Kim Scott’s new novel is set in the here and now because, as he tells Stephen Romei, indigenous identity is not remote but contemporary
Our home was a massacre place. People called it taboo. They said it is haunted and you will get sick if you go there. Others just bragged: we shot you and poisoned the waterholes so you never come back.
So opens Taboo, Kim Scott’s fifth novel and the first since he won the 2011 Miles Franklin Literary Award for That Deadman Dance, a book Tom Keneally described as “an insider’s view of Australia before it was Australia’’. That simple first paragraph says a lot about Taboo. “They”, we assume, are Aboriginal Australians. “Others” are white Australians.
The story unfolds in the here and now, unlike That Deadman Dance, set in early-19thcentury Western Australia, or one of its predecessors, Benang, which focuses on the decades of forced removal of indigenous children, the people we now know as the Stolen Generations. Benang was joint winner of the Miles Franklin in 2000.
“Being Aboriginal is contemporary,’’ Scott says in a telephone interview from his home in Coolbellup, South Fremantle. “Healing is a contemporary preoccupation, through truth and justice … and land, giving back land.
“Identity is not remote, or about posturing. In my part of Australia, Aboriginal people are everywhere. There’s a community that intermingles. So the relationship, or potential relationship, between Aboriginal Australia and the modern nation-state is sort of in this novel.’’
This is a novel where the descendants of the original inhabitants and the descendants of the people who took their land live in awkward, almost respectful familiarity. They are in Scott’s Western Australia. They are uncomfortable about dwelling on the past and with saying or hearing certain words.
“Our people gave up on that Payback stuff a long time ago,’’ we are told by an unnamed occasional narrator, “because we always knew death is only one part of a story that is forever beginning ...”

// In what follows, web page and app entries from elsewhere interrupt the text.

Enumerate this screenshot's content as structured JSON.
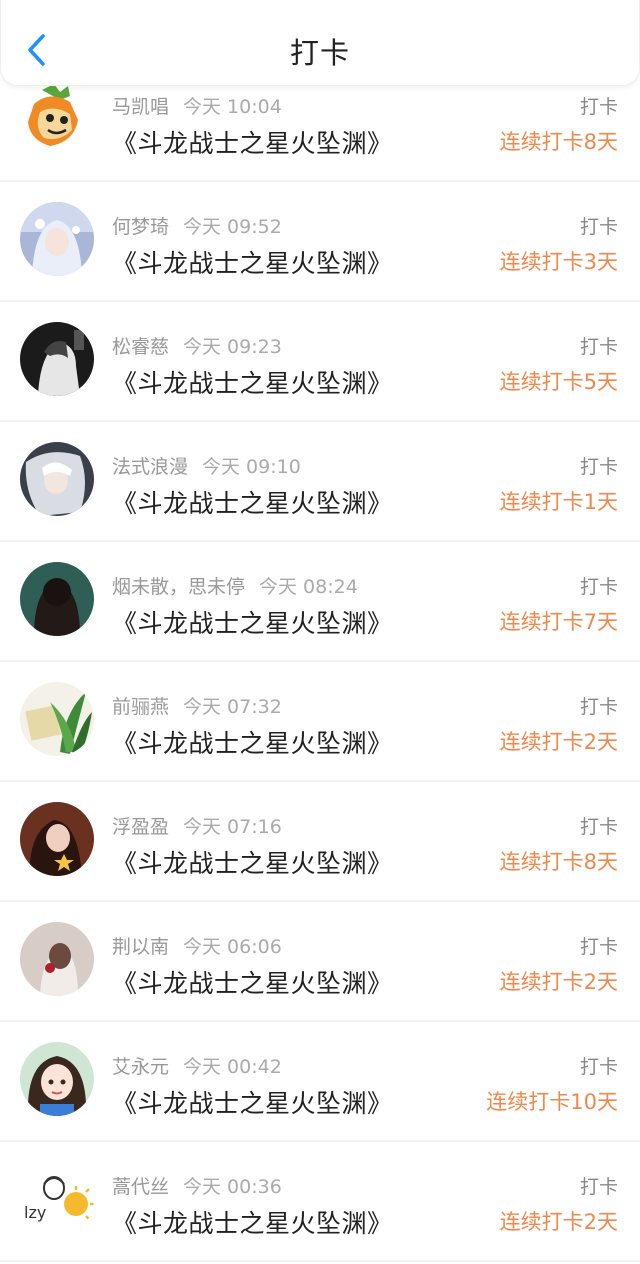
{
  "header": {
    "title": "打卡",
    "back_icon": "chevron-left-icon",
    "accent_color": "#1e90ff"
  },
  "colors": {
    "streak": "#f0884a",
    "name": "#999999",
    "book": "#222222"
  },
  "items": [
    {
      "name": "马凯唱",
      "time": "今天 10:04",
      "book": "《斗龙战士之星火坠渊》",
      "action": "打卡",
      "streak": "连续打卡8天",
      "avatar": "carrot-cartoon-avatar"
    },
    {
      "name": "何梦琦",
      "time": "今天 09:52",
      "book": "《斗龙战士之星火坠渊》",
      "action": "打卡",
      "streak": "连续打卡3天",
      "avatar": "anime-girl-avatar"
    },
    {
      "name": "松睿慈",
      "time": "今天 09:23",
      "book": "《斗龙战士之星火坠渊》",
      "action": "打卡",
      "streak": "连续打卡5天",
      "avatar": "black-white-photo-avatar"
    },
    {
      "name": "法式浪漫",
      "time": "今天 09:10",
      "book": "《斗龙战士之星火坠渊》",
      "action": "打卡",
      "streak": "连续打卡1天",
      "avatar": "anime-boy-avatar"
    },
    {
      "name": "烟未散，思未停",
      "time": "今天 08:24",
      "book": "《斗龙战士之星火坠渊》",
      "action": "打卡",
      "streak": "连续打卡7天",
      "avatar": "girl-back-avatar"
    },
    {
      "name": "前骊燕",
      "time": "今天 07:32",
      "book": "《斗龙战士之星火坠渊》",
      "action": "打卡",
      "streak": "连续打卡2天",
      "avatar": "plant-photo-avatar"
    },
    {
      "name": "浮盈盈",
      "time": "今天 07:16",
      "book": "《斗龙战士之星火坠渊》",
      "action": "打卡",
      "streak": "连续打卡8天",
      "avatar": "girl-star-avatar"
    },
    {
      "name": "荆以南",
      "time": "今天 06:06",
      "book": "《斗龙战士之星火坠渊》",
      "action": "打卡",
      "streak": "连续打卡2天",
      "avatar": "girl-flower-avatar"
    },
    {
      "name": "艾永元",
      "time": "今天 00:42",
      "book": "《斗龙战士之星火坠渊》",
      "action": "打卡",
      "streak": "连续打卡10天",
      "avatar": "cartoon-girl-avatar"
    },
    {
      "name": "蒿代丝",
      "time": "今天 00:36",
      "book": "《斗龙战士之星火坠渊》",
      "action": "打卡",
      "streak": "连续打卡2天",
      "avatar": "lzy-sketch-avatar"
    }
  ]
}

We soon meet the man who owns and lives on the farmland that is at the heart of the story: Dan Horton, who two months ago lost his wife of 50 years. He and Janet fostered indigenous children on the station. Now, one of them wants to pay a visit, as part of a group of Noongar people, including elders, who are returning to their homeland, to this place made taboo by death.
The ceremonial aspect of their visit is the opening of a Peace Park in town. When Dan tells his brother Malcolm about this and uses the word massacre, Malcolm says, “I wish they wouldn’t use that word. Massacre.”
The brothers seem like decent men. They want to welcome the indigenous people. What happened was “a long time ago” and “here Dan and Malcolm agreed — there was no evidence of any more than a few Aborigines being killed’’.
They do remember, as boys, finding a skull “on their property’’. Soon after, in this telling, although the event it marks came before the skull, we see the grave of a Horton ancestor, William, 1848-81. Carved into the timber cross is “Killed by natives”. “That’s what this place is known for these days, I’m afraid,’’ Dan says to one of the Noongar visitors, Gerald Coolman, who is just out of jail. “Nothing about all the Noongars killed then,’’ Gerald replies, without hostility.
We learn why this 19th-century Horton, part of five or six generations who have occupied the land, was killed, what he did to warrant such a lethal response. His relatives and friends responded, with Winchesters and poison. But, our narrator intervenes, “we will not dwell on the skull, the bones and bodies and bullets’’.
This contested history is why some Noongar people believe the land is taboo, not to be visited. “It is a place for ghosts, not for living people,” says one, Wilfred. Later another, Nita, reminds her friends that “there’s good white people too, you know that …”
With Gerald is his twin brother Gerrard, and Scott has a bit of fun with the two Gerrys. He is also playful with animal metaphors. At a funeral
I GREW UP IN ALBANY IN THE 1960S. IT WAS AN APARTHEID SITUATION